Available records START

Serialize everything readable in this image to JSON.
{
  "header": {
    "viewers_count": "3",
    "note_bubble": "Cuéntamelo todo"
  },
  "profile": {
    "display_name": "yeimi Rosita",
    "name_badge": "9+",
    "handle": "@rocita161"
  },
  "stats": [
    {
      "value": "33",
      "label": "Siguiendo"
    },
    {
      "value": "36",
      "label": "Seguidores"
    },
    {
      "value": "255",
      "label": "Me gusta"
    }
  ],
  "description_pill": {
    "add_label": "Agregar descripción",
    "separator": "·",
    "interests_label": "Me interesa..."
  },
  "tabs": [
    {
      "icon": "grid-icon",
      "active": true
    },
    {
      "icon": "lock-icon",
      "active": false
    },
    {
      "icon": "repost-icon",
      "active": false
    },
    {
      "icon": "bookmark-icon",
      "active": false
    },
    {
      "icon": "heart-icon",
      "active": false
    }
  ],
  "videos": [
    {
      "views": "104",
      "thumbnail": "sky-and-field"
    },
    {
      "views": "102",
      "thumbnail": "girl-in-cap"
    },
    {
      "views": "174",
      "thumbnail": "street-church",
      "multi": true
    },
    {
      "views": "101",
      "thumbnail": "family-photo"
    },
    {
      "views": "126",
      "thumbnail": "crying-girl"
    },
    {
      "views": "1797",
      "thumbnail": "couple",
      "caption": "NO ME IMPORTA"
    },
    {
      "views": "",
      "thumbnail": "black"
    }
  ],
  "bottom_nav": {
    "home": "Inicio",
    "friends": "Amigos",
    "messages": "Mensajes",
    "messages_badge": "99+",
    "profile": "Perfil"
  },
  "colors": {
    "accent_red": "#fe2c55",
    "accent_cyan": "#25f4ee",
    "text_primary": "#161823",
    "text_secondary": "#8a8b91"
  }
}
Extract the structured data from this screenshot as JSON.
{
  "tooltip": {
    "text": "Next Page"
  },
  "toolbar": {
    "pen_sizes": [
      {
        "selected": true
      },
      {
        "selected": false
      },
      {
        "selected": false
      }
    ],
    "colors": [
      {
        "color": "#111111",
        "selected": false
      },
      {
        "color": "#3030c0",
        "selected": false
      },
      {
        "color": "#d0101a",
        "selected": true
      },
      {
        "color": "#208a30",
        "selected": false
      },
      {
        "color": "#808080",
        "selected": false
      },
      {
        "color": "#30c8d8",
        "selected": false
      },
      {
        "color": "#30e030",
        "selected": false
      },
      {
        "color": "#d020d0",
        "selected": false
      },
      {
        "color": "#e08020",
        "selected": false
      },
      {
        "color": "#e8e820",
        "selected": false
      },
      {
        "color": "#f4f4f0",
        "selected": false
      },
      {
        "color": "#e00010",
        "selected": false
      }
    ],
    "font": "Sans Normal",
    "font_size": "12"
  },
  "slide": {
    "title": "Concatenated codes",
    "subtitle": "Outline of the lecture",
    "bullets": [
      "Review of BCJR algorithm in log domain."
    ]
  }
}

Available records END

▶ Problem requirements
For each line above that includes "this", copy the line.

▶ Exercise answer
Serialize everything readable in this image to JSON.
Extract the structured data from this screenshot as JSON.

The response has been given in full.